If your child is still a year or more away from high school, college is
likely a distant thought. Kids grow up quickly though, and the challenges of
finding the right college to attend will begin soon enough. Perhaps the biggest
challenge will be finding a school that provides the proper setting—one that
will support your child as a student and as a golfer.
Fortunately, the difficulties presented by the search for a “best-fit”
college can be reduced. Getting a head start on several key action items during
your son’s or daughter’s middle school years will allow you to effectively guide
your junior golfer toward a fulfilling college golf future. Have a look below.
1. Assemble a strong support team to create a game development plan
and an initial strategy to pursue college golf. This team could include a swing
and short game instructor, fitness trainer, mental skills coach, college golf
advisor, or others.
2. Build a golf resume by exposing your child to tournaments that
match his/her skills, physical development, and experience level. Gradually
taking on competitions like AJGA Junior-All Star tournaments or other major
championships will allow your son or daughter to get acclimated to the highest
levels of junior golf. Plus, playing tournaments like these will provide
exposure to college coaches so they can see your child’s skills (e.g., swing
technique, short game savvy, athleticism, attitude, and more). Note, using the
Based Entry (PBE) Map. can help you target quality tournaments that
offer PBE Status, and earning PBE Status (or stars) through high finishes in
these select competitions increases your child’s chances of acceptance for AJGA
3. Read the
To College column on Junior Golf Scoreboard. This collection of
60+ articles provides valuable information about the most relevant topics
pertaining to navigating junior golf and college placement.
4. Use online resources to begin researching colleges/universities and
Ping American College Golf
Junior Golf Scoreboard,
Golfweek. Additionally, specific websites for college golf teams
and academic institutions will provide important details to help you begin to
understand the differences among available options in the college landscape.
5. Review the NCAA Guide for the College-Bound Student-Athlete, which
can be found on the The NCAA
Eligibility Center website. This document will help you gain an
awareness of the basic recruiting rules and initial eligibility requirements
that become relevant once your child begins 9th grade.
6. Attend college tournaments in your home area.
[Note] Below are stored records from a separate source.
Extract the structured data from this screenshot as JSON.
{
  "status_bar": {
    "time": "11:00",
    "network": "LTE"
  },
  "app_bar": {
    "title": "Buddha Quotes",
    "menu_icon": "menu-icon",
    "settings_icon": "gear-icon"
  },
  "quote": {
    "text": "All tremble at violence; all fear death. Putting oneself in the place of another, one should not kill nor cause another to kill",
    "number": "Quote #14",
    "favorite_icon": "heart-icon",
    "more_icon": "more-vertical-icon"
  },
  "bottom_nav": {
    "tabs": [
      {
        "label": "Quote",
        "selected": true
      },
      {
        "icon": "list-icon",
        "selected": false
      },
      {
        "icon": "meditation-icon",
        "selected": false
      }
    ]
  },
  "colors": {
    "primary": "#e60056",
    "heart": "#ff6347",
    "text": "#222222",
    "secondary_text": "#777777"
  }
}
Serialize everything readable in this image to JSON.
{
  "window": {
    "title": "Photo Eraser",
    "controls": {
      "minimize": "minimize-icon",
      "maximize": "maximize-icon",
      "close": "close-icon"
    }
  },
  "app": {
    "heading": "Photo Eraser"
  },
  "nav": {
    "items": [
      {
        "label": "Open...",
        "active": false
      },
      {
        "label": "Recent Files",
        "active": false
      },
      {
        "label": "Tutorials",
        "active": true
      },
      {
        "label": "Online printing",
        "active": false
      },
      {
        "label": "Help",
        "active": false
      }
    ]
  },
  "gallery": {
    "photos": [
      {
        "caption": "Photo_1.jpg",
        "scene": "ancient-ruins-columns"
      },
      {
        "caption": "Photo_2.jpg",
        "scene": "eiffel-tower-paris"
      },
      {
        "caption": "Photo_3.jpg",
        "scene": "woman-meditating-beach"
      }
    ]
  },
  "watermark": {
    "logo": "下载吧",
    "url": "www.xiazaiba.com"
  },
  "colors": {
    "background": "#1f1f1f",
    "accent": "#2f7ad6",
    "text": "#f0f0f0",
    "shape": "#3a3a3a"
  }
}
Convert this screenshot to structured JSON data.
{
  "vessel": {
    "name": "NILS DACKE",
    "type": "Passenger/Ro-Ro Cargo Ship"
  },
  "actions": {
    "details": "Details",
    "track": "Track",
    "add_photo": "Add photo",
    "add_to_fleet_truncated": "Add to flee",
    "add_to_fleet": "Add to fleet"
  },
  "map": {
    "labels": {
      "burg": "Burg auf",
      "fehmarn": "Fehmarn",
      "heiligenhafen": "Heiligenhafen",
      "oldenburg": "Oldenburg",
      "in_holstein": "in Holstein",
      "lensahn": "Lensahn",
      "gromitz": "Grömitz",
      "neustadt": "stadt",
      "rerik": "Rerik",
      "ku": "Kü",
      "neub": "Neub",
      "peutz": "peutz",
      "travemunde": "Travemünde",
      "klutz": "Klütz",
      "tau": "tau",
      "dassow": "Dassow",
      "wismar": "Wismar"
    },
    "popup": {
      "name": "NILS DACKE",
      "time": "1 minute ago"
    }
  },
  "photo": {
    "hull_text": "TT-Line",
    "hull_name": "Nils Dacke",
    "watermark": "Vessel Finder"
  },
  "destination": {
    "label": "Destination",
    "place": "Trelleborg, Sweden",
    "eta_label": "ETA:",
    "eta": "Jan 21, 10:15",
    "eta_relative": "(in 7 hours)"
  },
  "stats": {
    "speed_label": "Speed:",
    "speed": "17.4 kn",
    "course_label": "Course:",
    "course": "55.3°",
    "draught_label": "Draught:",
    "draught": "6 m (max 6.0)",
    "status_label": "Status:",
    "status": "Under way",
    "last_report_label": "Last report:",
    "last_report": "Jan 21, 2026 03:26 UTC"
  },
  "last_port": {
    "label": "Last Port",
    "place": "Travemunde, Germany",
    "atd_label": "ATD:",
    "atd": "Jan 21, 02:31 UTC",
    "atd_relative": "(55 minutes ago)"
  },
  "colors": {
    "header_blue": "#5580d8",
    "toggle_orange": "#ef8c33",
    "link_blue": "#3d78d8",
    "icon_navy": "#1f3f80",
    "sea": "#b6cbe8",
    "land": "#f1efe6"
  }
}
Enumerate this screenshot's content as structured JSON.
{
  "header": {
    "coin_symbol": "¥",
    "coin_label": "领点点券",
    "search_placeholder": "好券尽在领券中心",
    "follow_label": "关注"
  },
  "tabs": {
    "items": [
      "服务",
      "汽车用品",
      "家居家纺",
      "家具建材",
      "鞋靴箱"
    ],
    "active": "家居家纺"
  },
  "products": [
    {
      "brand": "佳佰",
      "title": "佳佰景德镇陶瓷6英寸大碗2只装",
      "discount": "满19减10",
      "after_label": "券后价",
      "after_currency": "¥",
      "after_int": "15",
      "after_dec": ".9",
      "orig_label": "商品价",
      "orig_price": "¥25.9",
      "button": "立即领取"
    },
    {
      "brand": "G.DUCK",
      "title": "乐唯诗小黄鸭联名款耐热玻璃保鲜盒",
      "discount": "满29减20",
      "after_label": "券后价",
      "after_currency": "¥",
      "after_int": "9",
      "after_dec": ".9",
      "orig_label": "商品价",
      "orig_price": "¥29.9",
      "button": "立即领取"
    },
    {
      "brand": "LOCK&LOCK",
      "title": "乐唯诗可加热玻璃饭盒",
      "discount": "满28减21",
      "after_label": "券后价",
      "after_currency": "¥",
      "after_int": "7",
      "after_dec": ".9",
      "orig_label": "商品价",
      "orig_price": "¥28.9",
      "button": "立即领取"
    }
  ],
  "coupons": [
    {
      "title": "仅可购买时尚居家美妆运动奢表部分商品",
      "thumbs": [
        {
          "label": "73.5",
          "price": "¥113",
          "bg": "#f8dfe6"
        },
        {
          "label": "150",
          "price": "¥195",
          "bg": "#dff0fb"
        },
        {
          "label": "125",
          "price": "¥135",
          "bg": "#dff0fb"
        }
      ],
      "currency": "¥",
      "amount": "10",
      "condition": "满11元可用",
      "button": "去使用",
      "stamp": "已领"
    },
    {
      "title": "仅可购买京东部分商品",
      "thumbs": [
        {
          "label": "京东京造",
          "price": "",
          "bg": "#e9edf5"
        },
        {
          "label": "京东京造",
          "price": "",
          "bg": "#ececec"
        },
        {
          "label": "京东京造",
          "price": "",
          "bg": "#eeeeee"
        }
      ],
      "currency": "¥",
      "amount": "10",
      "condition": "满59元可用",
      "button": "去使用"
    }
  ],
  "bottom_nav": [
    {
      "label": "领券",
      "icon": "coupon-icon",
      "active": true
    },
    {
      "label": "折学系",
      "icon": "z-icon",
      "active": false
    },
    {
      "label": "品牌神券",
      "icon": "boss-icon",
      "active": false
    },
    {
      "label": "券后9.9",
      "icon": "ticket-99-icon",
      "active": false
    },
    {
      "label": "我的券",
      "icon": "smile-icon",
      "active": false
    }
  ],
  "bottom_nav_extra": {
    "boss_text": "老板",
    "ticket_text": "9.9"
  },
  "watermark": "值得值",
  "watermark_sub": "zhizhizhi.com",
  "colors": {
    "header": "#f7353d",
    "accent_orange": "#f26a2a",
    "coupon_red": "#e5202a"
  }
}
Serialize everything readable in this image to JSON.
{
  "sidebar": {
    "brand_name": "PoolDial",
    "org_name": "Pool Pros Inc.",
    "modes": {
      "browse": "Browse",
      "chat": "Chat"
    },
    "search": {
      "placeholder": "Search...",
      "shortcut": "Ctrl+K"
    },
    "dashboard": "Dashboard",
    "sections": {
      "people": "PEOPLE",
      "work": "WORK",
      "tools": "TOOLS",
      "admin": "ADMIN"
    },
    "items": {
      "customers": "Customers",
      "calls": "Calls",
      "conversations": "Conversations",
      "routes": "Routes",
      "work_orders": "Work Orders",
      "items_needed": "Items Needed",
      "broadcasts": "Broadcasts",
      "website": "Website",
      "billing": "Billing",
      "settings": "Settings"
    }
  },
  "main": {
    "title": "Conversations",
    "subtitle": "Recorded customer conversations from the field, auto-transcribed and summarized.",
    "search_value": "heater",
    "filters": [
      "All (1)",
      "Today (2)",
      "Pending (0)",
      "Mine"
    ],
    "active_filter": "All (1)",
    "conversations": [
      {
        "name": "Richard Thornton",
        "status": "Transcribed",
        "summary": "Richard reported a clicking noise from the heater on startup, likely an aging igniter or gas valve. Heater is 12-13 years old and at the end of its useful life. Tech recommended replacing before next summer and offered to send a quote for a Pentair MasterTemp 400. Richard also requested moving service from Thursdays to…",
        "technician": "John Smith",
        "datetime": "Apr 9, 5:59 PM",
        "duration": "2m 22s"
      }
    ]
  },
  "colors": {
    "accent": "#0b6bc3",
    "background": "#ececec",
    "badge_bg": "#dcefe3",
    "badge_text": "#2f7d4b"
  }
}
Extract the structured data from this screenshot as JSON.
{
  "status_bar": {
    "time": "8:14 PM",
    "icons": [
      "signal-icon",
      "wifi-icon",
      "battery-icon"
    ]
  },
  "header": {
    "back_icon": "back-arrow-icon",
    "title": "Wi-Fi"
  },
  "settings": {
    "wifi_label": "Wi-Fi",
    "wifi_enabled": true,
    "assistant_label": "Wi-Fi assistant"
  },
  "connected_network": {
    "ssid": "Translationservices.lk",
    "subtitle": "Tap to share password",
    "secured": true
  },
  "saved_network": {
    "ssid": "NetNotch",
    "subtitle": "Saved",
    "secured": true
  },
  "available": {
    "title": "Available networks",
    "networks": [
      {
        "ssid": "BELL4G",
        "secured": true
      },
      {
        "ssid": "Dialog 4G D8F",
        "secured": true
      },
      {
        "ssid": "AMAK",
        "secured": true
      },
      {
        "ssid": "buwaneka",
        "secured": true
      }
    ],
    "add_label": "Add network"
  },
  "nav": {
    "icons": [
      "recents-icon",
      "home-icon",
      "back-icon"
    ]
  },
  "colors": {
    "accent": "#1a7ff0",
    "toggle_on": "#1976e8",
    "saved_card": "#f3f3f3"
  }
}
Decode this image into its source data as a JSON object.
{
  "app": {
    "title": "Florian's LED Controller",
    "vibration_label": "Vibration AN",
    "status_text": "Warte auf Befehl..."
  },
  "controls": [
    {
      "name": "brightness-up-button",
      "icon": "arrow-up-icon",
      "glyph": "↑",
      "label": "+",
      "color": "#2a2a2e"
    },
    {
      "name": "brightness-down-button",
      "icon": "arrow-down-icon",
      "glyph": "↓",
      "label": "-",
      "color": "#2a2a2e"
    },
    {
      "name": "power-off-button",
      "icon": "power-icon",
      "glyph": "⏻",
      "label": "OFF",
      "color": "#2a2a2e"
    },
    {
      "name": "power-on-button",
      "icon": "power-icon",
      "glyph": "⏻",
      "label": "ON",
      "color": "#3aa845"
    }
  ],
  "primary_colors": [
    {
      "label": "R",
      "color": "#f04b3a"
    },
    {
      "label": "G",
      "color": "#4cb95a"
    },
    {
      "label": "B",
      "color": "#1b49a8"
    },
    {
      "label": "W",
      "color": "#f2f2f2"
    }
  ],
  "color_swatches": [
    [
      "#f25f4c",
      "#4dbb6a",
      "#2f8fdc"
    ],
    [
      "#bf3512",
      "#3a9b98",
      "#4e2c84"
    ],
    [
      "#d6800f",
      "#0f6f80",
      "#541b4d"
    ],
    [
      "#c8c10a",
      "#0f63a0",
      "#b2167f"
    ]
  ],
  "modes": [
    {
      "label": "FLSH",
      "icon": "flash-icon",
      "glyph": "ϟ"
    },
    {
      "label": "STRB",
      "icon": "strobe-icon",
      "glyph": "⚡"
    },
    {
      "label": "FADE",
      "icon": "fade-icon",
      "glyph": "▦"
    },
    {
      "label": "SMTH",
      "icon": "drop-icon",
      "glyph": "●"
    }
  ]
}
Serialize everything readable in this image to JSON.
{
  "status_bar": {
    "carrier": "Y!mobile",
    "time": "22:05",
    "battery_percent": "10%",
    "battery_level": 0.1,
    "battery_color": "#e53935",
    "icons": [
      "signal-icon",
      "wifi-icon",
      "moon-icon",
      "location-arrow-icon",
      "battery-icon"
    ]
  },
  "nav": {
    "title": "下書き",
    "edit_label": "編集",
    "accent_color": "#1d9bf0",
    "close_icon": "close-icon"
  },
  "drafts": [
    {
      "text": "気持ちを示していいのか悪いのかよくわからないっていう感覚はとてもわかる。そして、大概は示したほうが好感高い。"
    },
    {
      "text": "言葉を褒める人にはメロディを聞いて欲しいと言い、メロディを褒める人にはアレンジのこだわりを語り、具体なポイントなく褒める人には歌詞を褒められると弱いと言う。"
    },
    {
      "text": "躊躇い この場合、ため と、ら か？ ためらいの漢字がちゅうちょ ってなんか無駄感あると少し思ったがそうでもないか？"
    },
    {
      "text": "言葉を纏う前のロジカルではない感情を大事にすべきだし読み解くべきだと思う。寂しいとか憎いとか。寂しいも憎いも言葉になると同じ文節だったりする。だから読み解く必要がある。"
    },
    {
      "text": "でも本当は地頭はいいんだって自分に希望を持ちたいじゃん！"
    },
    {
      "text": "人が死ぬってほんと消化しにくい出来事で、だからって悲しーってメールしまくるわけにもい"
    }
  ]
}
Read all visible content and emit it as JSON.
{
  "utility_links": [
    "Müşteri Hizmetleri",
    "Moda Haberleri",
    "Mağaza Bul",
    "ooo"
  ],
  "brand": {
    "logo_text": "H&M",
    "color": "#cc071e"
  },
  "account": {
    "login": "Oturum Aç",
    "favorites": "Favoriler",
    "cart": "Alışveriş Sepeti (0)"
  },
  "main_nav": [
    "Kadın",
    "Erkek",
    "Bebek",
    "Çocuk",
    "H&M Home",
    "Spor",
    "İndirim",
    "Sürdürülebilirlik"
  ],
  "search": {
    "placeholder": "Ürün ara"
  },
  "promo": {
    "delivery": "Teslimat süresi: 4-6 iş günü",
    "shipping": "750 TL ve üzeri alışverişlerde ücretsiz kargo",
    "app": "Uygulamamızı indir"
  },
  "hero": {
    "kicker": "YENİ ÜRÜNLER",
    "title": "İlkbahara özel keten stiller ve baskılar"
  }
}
This is a great way
to learn more about what it takes to succeed at the next level. Basically,
seeing college events first-hand will help your child become more informed about
the college golf environment (i.e., team talent levels, coaching styles, etc.)
and it will likely be motivating as well.
Golfstat offers a comprehensive listing of fall and spring college
golf schedules for
your review. (See Schedules & Results tab.)
7. Begin visiting college campuses. Visiting schools will help you
and your child learn more about what he’s looking for in a college set-up.
Taking simple campus tours can be an appropriate first step. Eventually,
arranging meetings with college golf coaches will set the stage for making a
personal introduction and learning more about each coach's golf program. *Note, as of April 2018, DI
coaches can meet
on campus with prospects no earlier than September 1 of a prospect’s junior year of high school.
With the college recruiting environment becoming more and more competitive,
it is wise to do your homework sooner than later. Now is the right time to
begin thinking about where your child may want to attend college and what to
look for in the search. The seven key suggestions provided will definitely
start your child down the right path toward college golf.